But, how have the sanctions changed Iranian nation’s worldview and their attitude toward the United States and Europe? Have the sanctions convinced the Iranians that the West does not treat Iran with goodwill? Dr. Marandi responds: “[the sanctions have] resulted in shortages of essential medicine and people have died as a result. The United States and the Europeans have specifically targeted ordinary people and children and this is something which we see in the Wikileaks documents as well as in statements made by Western government officials when they speak about strangling the Iranian economy. This is a major violation of Iranian human rights, but the irony is that it has had a reverse effect.”
“While the sanctions have had an adverse impact on the Iranian economy, the impact has not been as severe as western governments, think tanks, and western media outlets would have liked… More importantly, if we look at the recent poll carried out by western pollsters, an overwhelming majority Iranians blame western countries for the sanctions and the difficulties that have come about in Iran and the difficulties the economy has experienced. Only ten percent blame the Iranian government. So I believe this has been a public diplomacy fiasco for western regimes, because it has angered Iranians and directed their anger toward the west and their uncivilized behavior,” he continued.

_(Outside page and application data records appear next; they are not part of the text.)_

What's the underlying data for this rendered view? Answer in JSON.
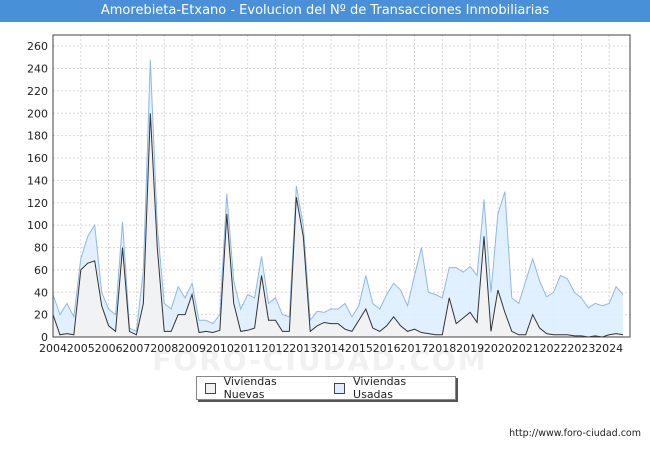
{
  "title": "Amorebieta-Etxano - Evolucion del Nº de Transacciones Inmobiliarias",
  "source": "http://www.foro-ciudad.com",
  "watermark": "FORO-CIUDAD.COM",
  "colors": {
    "title_bg": "#4a90d9",
    "nuevas_fill": "#f2f2f2",
    "nuevas_line": "#333333",
    "usadas_fill": "#ddeeff",
    "usadas_line": "#8fb8e8",
    "grid": "#d8d8d8"
  },
  "chart_data": {
    "type": "area",
    "ylim": [
      0,
      270
    ],
    "yticks": [
      0,
      20,
      40,
      60,
      80,
      100,
      120,
      140,
      160,
      180,
      200,
      220,
      240,
      260
    ],
    "xlim": [
      2004,
      2024.75
    ],
    "xticks": [
      "2004",
      "2005",
      "2006",
      "2007",
      "2008",
      "2009",
      "2010",
      "2011",
      "2012",
      "2013",
      "2014",
      "2015",
      "2016",
      "2017",
      "2018",
      "2019",
      "2020",
      "2021",
      "2022",
      "2023",
      "2024"
    ],
    "grid": true,
    "legend_position": "bottom",
    "x_quarters": [
      "2004T1",
      "2004T2",
      "2004T3",
      "2004T4",
      "2005T1",
      "2005T2",
      "2005T3",
      "2005T4",
      "2006T1",
      "2006T2",
      "2006T3",
      "2006T4",
      "2007T1",
      "2007T2",
      "2007T3",
      "2007T4",
      "2008T1",
      "2008T2",
      "2008T3",
      "2008T4",
      "2009T1",
      "2009T2",
      "2009T3",
      "2009T4",
      "2010T1",
      "2010T2",
      "2010T3",
      "2010T4",
      "2011T1",
      "2011T2",
      "2011T3",
      "2011T4",
      "2012T1",
      "2012T2",
      "2012T3",
      "2012T4",
      "2013T1",
      "2013T2",
      "2013T3",
      "2013T4",
      "2014T1",
      "2014T2",
      "2014T3",
      "2014T4",
      "2015T1",
      "2015T2",
      "2015T3",
      "2015T4",
      "2016T1",
      "2016T2",
      "2016T3",
      "2016T4",
      "2017T1",
      "2017T2",
      "2017T3",
      "2017T4",
      "2018T1",
      "2018T2",
      "2018T3",
      "2018T4",
      "2019T1",
      "2019T2",
      "2019T3",
      "2019T4",
      "2020T1",
      "2020T2",
      "2020T3",
      "2020T4",
      "2021T1",
      "2021T2",
      "2021T3",
      "2021T4",
      "2022T1",
      "2022T2",
      "2022T3",
      "2022T4",
      "2023T1",
      "2023T2",
      "2023T3",
      "2023T4",
      "2024T1",
      "2024T2",
      "2024T3"
    ],
    "series": [
      {
        "name": "Viviendas Nuevas",
        "values": [
          20,
          2,
          3,
          2,
          60,
          66,
          68,
          28,
          10,
          5,
          80,
          5,
          2,
          30,
          200,
          80,
          5,
          5,
          20,
          20,
          38,
          4,
          5,
          4,
          6,
          110,
          30,
          5,
          6,
          8,
          55,
          15,
          15,
          5,
          5,
          125,
          90,
          5,
          10,
          13,
          12,
          12,
          7,
          5,
          15,
          25,
          8,
          5,
          10,
          18,
          10,
          5,
          7,
          4,
          3,
          2,
          2,
          35,
          12,
          17,
          22,
          13,
          90,
          5,
          42,
          22,
          5,
          2,
          2,
          20,
          8,
          3,
          2,
          2,
          2,
          1,
          1,
          0,
          1,
          0,
          2,
          3,
          2
        ]
      },
      {
        "name": "Viviendas Usadas",
        "values": [
          38,
          20,
          30,
          18,
          70,
          90,
          100,
          40,
          25,
          20,
          103,
          8,
          5,
          60,
          248,
          100,
          30,
          25,
          45,
          35,
          48,
          15,
          15,
          12,
          20,
          128,
          50,
          25,
          38,
          35,
          72,
          30,
          35,
          20,
          18,
          135,
          100,
          15,
          23,
          22,
          25,
          25,
          30,
          18,
          28,
          55,
          30,
          25,
          38,
          48,
          42,
          28,
          55,
          80,
          40,
          38,
          35,
          62,
          62,
          58,
          63,
          55,
          123,
          40,
          110,
          130,
          35,
          30,
          50,
          70,
          50,
          36,
          40,
          55,
          52,
          40,
          35,
          26,
          30,
          28,
          30,
          45,
          38
        ]
      }
    ]
  }
}
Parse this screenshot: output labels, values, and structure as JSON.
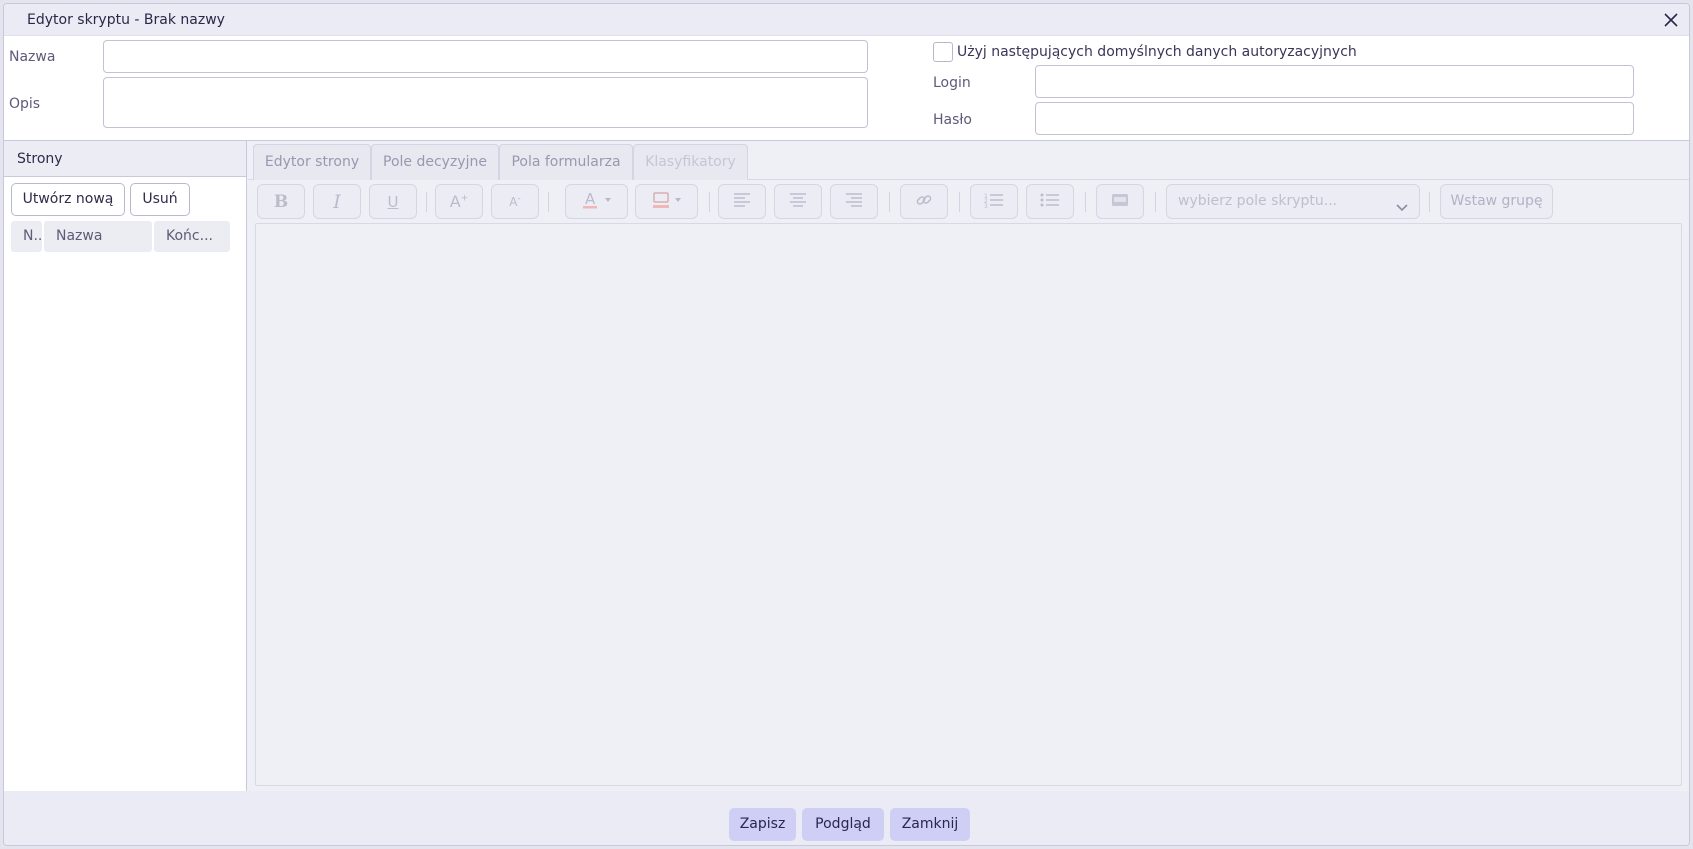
{
  "window": {
    "title": "Edytor skryptu - Brak nazwy",
    "close_icon": "close-icon"
  },
  "form": {
    "name_label": "Nazwa",
    "name_value": "",
    "description_label": "Opis",
    "description_value": "",
    "default_auth_label": "Użyj następujących domyślnych danych autoryzacyjnych",
    "default_auth_checked": false,
    "login_label": "Login",
    "login_value": "",
    "password_label": "Hasło",
    "password_value": ""
  },
  "pages_panel": {
    "header": "Strony",
    "create_button": "Utwórz nową",
    "delete_button": "Usuń",
    "columns": [
      "N...",
      "Nazwa",
      "Końc..."
    ]
  },
  "editor": {
    "tabs": [
      {
        "label": "Edytor strony",
        "disabled": false
      },
      {
        "label": "Pole decyzyjne",
        "disabled": false
      },
      {
        "label": "Pola formularza",
        "disabled": false
      },
      {
        "label": "Klasyfikatory",
        "disabled": true
      }
    ],
    "toolbar": {
      "bold_icon": "bold-icon",
      "italic_icon": "italic-icon",
      "underline_icon": "underline-icon",
      "increase_font_icon": "font-size-increase-icon",
      "decrease_font_icon": "font-size-decrease-icon",
      "font_color_icon": "font-color-icon",
      "highlight_icon": "highlight-color-icon",
      "align_left_icon": "align-left-icon",
      "align_center_icon": "align-center-icon",
      "align_right_icon": "align-right-icon",
      "link_icon": "link-icon",
      "ordered_list_icon": "ordered-list-icon",
      "unordered_list_icon": "unordered-list-icon",
      "image_icon": "image-icon",
      "field_select_placeholder": "wybierz pole skryptu...",
      "insert_group_button": "Wstaw grupę"
    }
  },
  "footer": {
    "save_button": "Zapisz",
    "preview_button": "Podgląd",
    "close_button": "Zamknij"
  },
  "colors": {
    "primary_button": "#cfcff5",
    "background": "#efeff6",
    "text": "#2f2b4a"
  }
}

My next question for Mohammad Marandi was if the Western states have politically and economically isolated Iran with their sanctions. He answered by saying “no.”
“We see signs that western countries are actually losing influence as a result of their policies. Western countries have, of course, lost the Iranian market. Iranians as a result of the many sanctions imposed upon them are looking for alternative partners. Therefore by constantly harassing Iran and Iranians, and by trying to strangle the Iranian economy, the Americans and Europeans have encouraged Iran to find alternative partners and increase trade with such countries as China, India, Brazil and Russia which are considered as rivals to the West,” he said.
“So what the United States and the Europeans have actually done is that they’ve hurt their own long-term interests in the region and they are actually helping to create a global realignment. After what western powers did in Afghanistan and Iraq and more recently in Libya, Mali, and Syria, finding such partners has become much easier than before,” Dr. Marandi said.
And Dr. Marandi’s concluding remarks: “the Iranians have a great deal of regional influence too. Iran is no longer threatened by neighboring Iraq as Saddam Hussein has fallen and Al-Qaeda and Taliban no longer dominate Afghanistan as they did before. Iran’s eastern and western borders are so much safer and prosperous, while American allies in the region have collapsed such as in Tunisia and Egypt and other regional allies of the United States are becoming increasingly unstable and their future is uncertain… If the Saudi regime begins to grow unstable, then obviously the oil-rich Arab dictatorships in the Persian Gulf region will all destabilize. So it seems that the West has lost much of its influence in the North Africa and West Asia, whereas Iran continues to grow stronger.”
Journalist, writer and media correspondent
July 31, 2013